Inspired by the Rhodes Must Fall Movement, one leading decolonial scholar, Achille Mbebe argues that, “To bring Rhodes’ statue down is far from erasing history, and nobody should be asking us to be eternally indebted to Rhodes for having ‘donated’ his money and for having bequeathed ‘his’ land to the university. If anything, we should be asking how he acquired the land in the first instance.”
Professor Mbembe further asserts that demolishing “. . . Rhodes’ statue down is one of the many legitimate ways in which we can, today in Africa, demythologise that history and put it to rest — which is precisely the work memory properly understood is supposed to accomplish.” This seemingly unreasonable form of thinking indicates how much decoloniality is a wage of war against systems of institutional residences of colonial power. Therefore, decoloniality of the university remains key in achieving the true unchaining of the African mind by challenging the status-quo from both the physical and the metaphysical paradigm. (To be continued next week).
The Minister of Sport and Recreation, Hon Makhosini Hlongwane was speaking at the Lupane State University Alumni Association Public Lecture in Bulawayo on Friday. I’M appealing to the Ministry of Environment and Natural Resources to make sure that people who live in areas where there are mineral resources such as diamonds, iron, chrome and emeralds are also benefiting from the sales of these precious stones.
I am not only talking about mineral resources but resources like timber as well. For example there are some very heavy forests in Matabeleland North Province with a lot of timber but there is little to talk about in terms of development.
Matabeleland North is still among the poorest in the country with roads, clinics hospitals and schools which are yet to be upgraded. Major roads especially in Lupane District where most of the timber is found, are still in bad state.
The popular road called Fighting Road which links Lupane District with Nkayi Road is still a dust road full of potholes and if this road had to be tarred using money coming from the sales of this timber it would uplift the standards of living for many villagers in the province who would stop the long journey of going to Bulawayo first before Nkayi.
You find the same problem where it is difficult to link Hwange with Binga District. This area, especially Jambezi, is way back in terms of development. Ministry would hear their loud cries.
Some schools are still located in the bushes and teachers are shunning these schools which are very far from water sources preferring to work at schools either near Binga centre, Hwange town or Bulawayo.

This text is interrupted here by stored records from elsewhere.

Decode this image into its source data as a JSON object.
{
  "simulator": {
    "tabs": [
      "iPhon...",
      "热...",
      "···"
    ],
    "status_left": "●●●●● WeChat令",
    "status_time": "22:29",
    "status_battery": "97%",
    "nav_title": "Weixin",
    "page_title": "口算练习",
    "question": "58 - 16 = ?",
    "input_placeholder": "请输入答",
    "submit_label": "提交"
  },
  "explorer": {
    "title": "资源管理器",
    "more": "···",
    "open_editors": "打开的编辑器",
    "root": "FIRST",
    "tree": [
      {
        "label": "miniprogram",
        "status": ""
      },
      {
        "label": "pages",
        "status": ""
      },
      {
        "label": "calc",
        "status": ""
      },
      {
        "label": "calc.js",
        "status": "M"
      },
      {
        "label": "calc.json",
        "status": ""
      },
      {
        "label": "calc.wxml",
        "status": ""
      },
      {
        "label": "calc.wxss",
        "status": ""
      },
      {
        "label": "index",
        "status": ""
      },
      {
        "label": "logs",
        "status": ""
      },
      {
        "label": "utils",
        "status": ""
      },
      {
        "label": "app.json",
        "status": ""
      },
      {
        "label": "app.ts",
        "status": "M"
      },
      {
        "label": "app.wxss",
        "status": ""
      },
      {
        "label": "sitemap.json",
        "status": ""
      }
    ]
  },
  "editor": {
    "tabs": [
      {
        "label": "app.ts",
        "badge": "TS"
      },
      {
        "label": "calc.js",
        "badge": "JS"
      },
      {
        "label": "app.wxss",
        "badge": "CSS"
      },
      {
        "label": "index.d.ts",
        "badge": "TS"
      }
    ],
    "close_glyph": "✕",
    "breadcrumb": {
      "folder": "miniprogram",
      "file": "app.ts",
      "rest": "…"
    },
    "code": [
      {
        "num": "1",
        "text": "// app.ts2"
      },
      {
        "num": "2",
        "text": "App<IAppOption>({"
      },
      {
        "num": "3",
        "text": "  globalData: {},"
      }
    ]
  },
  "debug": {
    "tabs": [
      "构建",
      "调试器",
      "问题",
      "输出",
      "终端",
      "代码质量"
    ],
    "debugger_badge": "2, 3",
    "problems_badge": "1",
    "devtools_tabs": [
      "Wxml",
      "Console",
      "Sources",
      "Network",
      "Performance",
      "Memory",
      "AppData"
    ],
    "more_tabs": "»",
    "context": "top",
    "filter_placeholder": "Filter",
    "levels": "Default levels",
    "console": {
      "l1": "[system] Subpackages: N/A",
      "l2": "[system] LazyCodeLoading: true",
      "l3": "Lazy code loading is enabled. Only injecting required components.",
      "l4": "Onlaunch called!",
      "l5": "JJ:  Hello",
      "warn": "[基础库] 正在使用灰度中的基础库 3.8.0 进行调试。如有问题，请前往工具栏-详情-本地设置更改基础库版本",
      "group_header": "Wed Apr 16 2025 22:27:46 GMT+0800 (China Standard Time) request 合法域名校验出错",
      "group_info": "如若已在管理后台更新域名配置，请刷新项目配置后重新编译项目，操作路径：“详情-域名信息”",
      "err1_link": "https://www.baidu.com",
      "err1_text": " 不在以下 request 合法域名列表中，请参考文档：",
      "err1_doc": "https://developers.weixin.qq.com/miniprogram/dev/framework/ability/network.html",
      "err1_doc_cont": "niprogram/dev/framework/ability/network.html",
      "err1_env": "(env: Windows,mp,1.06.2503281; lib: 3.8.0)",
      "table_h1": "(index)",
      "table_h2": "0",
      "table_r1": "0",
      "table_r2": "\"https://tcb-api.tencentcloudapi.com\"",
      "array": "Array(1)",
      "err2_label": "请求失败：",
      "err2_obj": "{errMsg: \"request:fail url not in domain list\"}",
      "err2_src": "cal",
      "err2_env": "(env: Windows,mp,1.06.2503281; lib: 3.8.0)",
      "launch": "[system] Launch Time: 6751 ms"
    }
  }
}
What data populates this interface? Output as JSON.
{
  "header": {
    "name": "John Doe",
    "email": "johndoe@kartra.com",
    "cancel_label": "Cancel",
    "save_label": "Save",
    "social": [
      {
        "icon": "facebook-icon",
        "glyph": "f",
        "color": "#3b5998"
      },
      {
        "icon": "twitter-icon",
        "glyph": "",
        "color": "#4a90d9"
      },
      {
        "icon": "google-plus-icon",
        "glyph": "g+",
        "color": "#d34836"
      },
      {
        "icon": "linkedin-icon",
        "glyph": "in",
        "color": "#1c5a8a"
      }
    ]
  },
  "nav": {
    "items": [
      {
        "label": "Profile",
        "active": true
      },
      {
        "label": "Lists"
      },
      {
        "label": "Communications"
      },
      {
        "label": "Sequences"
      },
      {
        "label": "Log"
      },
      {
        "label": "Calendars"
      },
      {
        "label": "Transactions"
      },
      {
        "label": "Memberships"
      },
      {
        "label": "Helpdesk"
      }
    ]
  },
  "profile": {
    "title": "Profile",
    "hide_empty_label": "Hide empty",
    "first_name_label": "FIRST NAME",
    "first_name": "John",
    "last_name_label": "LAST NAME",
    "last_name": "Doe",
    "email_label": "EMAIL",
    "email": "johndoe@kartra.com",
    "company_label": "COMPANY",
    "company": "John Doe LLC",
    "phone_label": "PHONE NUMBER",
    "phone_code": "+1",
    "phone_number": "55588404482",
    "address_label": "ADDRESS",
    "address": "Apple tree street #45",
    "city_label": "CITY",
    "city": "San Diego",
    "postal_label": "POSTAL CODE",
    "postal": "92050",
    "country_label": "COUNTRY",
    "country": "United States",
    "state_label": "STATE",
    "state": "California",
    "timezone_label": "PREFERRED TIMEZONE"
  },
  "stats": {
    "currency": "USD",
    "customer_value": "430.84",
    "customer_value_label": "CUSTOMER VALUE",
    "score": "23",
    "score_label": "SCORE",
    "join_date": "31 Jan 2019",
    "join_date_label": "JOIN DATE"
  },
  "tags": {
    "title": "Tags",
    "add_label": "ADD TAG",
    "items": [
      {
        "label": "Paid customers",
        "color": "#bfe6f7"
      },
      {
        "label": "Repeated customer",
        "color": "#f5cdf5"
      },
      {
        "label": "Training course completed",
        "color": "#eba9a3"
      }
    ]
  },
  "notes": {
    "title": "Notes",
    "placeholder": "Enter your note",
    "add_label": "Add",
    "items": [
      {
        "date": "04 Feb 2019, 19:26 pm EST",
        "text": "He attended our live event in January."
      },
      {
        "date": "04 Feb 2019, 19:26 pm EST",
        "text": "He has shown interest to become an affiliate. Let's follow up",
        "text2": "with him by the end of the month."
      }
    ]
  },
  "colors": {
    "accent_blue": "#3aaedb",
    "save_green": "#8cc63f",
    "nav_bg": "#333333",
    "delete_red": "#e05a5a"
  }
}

In Matabeleland South it’s where we have a lot of mining activities taking place but the province is yet to be developed. We have popular and rich mines such as Blanket Mine and Vumbachigwe which are situated along a very busy and major road but a bad dust road which stretches from Bagcwele through Mtshazo to Gwanda but to my big surprise on the map it is indicated that it is a tarred road.
Villagers have complained bitterly about the state of this road and they suspect that the money to upgrade the road may have been abused. We also have cement in the province but still people in West Nicholson are poor.
Villagers in most parts of Mberengwa have long been complaining more than their counterparts from other districts because they have emeralds which are much more expensive than all other mineral resources yet their district which is in the Midlands province is the poorest in Zimbabwe.
I cannot continue to name the roads which are in a bad state in Mberengwa because all of them are bad and the four Members of Parliament for all constituencies know what I am talking about.
I will be talking about the diamonds in Marange next time because as I speak I am on my way to Manicaland Province. I would like to thank Mimosa Platinum Mine who have played their part by ploughing back to the community of Zvishavane by sponsoring some sporting activities in the Midlands Province. Eddious Masundire, Shumba Chunga Business Centre, Binga District.